- _TASK ITEM_:
Gather, from the listing beneath this task, every line holding the string "JSON".
== RECORDS TO PROCESS ==
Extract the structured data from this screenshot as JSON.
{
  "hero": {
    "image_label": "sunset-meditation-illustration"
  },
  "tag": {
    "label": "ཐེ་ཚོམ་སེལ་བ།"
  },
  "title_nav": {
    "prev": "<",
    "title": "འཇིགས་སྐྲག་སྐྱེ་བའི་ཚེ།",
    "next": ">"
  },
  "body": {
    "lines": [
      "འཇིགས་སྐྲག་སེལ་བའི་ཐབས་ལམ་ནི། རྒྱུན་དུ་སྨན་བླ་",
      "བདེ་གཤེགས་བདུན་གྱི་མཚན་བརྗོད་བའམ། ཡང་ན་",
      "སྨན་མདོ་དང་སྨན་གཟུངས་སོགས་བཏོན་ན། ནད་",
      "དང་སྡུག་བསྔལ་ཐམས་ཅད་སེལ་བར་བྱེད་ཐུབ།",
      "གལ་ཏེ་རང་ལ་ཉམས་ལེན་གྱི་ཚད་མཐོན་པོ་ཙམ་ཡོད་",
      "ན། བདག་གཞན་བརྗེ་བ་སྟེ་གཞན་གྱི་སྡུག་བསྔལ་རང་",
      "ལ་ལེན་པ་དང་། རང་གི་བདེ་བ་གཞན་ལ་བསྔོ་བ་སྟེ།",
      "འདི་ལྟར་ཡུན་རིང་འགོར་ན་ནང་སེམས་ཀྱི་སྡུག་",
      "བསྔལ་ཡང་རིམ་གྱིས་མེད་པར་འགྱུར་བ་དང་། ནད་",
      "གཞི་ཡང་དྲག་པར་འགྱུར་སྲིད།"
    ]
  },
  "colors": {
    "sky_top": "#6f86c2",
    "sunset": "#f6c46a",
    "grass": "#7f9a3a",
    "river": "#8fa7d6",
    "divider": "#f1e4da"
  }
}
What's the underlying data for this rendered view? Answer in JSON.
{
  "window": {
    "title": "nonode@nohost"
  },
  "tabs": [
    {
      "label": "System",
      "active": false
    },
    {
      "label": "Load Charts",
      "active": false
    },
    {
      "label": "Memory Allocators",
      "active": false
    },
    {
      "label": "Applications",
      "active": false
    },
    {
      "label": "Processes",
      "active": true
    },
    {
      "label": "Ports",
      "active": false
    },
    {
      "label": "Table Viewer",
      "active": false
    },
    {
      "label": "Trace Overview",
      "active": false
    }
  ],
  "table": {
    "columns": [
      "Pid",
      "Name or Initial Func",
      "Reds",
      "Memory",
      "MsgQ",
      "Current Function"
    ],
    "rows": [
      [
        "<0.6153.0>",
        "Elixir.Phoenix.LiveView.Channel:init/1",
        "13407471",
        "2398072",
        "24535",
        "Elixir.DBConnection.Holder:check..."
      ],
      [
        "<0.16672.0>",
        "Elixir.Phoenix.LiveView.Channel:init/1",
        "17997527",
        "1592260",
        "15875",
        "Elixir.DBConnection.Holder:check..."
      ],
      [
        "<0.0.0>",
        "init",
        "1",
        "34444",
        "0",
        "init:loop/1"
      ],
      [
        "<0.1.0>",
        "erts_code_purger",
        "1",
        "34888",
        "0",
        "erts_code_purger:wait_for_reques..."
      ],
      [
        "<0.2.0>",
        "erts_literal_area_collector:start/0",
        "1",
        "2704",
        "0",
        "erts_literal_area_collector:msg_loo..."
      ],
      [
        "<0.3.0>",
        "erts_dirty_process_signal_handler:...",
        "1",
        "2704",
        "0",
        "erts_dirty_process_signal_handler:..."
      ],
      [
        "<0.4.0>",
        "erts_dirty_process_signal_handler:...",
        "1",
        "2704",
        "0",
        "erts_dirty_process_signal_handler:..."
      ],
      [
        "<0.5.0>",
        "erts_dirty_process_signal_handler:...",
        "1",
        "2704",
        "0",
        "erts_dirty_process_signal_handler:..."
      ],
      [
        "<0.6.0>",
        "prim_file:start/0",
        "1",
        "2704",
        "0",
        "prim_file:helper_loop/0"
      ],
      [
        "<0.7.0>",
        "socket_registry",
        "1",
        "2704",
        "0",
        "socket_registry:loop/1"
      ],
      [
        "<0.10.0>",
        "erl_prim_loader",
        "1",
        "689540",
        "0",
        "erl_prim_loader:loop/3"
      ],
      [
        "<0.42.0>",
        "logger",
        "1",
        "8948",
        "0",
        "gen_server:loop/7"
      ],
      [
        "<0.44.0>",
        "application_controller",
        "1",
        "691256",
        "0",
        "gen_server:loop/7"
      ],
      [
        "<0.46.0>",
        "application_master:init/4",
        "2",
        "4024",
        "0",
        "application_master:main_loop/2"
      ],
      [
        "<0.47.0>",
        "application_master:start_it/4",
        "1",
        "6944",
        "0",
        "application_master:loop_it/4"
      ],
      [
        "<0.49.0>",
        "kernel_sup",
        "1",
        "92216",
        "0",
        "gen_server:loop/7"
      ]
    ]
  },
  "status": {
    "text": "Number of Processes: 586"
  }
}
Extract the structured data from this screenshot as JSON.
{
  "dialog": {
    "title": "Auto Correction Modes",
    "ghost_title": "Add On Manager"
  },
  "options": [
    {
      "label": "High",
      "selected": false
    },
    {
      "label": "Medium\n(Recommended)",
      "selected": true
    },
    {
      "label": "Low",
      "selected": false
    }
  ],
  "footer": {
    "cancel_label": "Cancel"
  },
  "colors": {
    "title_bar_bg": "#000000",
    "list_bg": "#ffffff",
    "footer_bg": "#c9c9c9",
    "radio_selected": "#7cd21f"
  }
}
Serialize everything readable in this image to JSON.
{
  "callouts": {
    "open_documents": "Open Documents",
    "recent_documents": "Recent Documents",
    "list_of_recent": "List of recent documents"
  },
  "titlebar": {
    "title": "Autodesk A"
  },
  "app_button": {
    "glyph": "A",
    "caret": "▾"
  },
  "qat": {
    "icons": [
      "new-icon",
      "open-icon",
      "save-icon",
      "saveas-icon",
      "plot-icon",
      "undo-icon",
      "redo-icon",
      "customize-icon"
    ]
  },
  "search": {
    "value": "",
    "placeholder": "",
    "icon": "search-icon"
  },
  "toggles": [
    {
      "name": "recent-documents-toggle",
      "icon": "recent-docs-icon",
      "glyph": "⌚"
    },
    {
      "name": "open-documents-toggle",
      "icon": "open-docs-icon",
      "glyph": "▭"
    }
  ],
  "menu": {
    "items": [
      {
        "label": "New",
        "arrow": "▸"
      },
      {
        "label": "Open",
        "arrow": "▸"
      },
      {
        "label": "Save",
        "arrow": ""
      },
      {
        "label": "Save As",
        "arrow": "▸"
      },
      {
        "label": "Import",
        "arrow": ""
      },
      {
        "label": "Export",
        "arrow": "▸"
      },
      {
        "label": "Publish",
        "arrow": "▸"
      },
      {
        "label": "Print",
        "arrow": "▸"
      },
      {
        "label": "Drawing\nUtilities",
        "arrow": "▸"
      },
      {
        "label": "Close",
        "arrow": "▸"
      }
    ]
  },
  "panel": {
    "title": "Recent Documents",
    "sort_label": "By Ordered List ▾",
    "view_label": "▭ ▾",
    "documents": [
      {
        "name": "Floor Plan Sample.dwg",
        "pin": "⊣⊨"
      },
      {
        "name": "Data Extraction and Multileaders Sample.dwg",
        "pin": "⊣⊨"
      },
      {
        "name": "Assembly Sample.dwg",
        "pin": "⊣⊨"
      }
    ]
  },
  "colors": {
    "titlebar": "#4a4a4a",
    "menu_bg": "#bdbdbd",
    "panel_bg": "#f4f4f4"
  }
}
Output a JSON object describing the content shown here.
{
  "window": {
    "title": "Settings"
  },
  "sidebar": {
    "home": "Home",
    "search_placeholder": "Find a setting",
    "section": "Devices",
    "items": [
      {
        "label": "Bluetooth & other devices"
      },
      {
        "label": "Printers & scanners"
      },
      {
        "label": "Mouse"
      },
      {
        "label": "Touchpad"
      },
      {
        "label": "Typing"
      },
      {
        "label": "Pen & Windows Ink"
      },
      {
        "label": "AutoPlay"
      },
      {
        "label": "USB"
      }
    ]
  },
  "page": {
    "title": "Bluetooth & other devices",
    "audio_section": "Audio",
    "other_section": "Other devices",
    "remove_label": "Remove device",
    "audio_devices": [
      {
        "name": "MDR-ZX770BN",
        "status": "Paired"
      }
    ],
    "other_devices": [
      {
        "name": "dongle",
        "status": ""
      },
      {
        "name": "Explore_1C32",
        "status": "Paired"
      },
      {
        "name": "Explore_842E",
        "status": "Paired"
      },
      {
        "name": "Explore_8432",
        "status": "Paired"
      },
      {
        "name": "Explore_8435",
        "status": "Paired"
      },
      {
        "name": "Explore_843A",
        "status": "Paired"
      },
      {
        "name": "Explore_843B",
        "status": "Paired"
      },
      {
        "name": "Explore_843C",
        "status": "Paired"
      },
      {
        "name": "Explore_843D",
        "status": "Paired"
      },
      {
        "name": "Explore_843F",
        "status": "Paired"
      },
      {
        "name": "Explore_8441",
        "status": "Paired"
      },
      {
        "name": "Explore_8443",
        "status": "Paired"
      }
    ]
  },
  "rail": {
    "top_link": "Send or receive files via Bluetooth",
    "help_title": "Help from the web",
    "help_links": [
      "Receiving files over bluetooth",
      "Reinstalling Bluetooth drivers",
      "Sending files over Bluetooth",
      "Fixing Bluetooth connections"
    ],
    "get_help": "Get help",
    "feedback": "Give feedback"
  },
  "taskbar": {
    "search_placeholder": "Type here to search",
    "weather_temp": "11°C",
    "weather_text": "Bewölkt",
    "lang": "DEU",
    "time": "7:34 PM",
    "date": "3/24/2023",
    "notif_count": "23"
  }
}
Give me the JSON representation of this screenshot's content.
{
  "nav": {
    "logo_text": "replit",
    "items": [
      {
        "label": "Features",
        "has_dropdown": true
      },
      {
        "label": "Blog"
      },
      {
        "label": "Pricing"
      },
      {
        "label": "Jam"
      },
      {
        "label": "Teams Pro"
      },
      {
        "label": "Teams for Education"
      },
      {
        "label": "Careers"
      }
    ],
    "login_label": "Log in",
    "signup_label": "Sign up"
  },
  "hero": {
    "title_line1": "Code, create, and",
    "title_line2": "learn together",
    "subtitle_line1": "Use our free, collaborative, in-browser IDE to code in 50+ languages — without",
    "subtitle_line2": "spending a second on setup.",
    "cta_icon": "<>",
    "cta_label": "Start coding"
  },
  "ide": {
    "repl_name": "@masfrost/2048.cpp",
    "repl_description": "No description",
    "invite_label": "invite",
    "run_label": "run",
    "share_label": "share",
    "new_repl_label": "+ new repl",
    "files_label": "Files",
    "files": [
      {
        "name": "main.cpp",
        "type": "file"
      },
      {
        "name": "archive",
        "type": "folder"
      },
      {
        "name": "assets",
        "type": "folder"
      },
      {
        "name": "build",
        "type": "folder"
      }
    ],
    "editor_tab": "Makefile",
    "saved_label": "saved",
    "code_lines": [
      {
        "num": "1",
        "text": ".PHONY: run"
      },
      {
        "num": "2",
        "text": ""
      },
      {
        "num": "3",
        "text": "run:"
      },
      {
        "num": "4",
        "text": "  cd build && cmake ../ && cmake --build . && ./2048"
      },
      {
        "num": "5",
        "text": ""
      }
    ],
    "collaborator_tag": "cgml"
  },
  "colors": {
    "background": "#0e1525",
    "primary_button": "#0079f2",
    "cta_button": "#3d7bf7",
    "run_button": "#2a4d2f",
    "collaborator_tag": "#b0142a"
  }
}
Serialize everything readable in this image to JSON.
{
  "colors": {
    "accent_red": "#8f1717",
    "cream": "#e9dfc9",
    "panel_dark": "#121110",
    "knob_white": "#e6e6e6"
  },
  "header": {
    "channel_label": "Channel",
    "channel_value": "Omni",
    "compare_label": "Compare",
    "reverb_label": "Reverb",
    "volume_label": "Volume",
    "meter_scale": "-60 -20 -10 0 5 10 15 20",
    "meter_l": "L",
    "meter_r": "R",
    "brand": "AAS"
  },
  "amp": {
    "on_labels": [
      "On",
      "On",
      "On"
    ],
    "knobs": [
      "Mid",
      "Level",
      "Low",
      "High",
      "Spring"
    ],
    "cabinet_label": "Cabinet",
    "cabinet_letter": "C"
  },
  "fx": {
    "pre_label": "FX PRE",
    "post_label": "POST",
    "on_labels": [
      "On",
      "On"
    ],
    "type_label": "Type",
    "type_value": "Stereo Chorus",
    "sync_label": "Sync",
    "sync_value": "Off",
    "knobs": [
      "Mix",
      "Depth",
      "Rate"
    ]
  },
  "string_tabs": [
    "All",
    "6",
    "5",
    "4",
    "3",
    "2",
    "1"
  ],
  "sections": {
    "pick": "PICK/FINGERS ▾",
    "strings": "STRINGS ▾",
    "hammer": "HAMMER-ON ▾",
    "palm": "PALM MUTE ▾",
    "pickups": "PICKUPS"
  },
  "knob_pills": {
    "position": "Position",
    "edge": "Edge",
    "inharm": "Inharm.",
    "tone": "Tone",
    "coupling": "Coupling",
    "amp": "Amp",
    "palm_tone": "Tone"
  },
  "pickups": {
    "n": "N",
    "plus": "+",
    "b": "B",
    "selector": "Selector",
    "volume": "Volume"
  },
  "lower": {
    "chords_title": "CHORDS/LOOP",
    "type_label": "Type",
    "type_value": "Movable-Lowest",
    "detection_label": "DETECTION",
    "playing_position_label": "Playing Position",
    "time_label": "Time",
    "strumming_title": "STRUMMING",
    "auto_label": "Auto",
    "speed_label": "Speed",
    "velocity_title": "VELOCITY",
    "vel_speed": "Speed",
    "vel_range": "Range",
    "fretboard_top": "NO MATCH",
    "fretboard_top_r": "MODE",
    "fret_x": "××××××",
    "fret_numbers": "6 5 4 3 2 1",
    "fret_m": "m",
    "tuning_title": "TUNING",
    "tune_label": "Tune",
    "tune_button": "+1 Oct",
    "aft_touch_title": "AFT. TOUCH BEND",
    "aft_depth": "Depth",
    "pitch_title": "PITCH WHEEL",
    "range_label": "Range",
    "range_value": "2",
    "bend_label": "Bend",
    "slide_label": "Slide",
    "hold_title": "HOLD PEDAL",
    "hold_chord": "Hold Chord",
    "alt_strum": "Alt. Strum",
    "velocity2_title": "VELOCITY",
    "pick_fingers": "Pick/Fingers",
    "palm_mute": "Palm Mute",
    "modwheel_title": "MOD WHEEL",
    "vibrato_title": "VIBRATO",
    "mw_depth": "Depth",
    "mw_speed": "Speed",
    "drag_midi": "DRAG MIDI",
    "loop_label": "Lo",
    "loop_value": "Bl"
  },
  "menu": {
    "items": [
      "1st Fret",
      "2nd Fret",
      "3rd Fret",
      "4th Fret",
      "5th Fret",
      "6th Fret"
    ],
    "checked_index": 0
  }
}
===
- _REPLY_:
Extract the structured data from this screenshot as JSON.
What's the underlying data for this rendered view? Answer in JSON.
Extract the structured data from this screenshot as JSON.
Serialize everything readable in this image to JSON.
Output a JSON object describing the content shown here.
Give me the JSON representation of this screenshot's content.
Serialize everything readable in this image to JSON.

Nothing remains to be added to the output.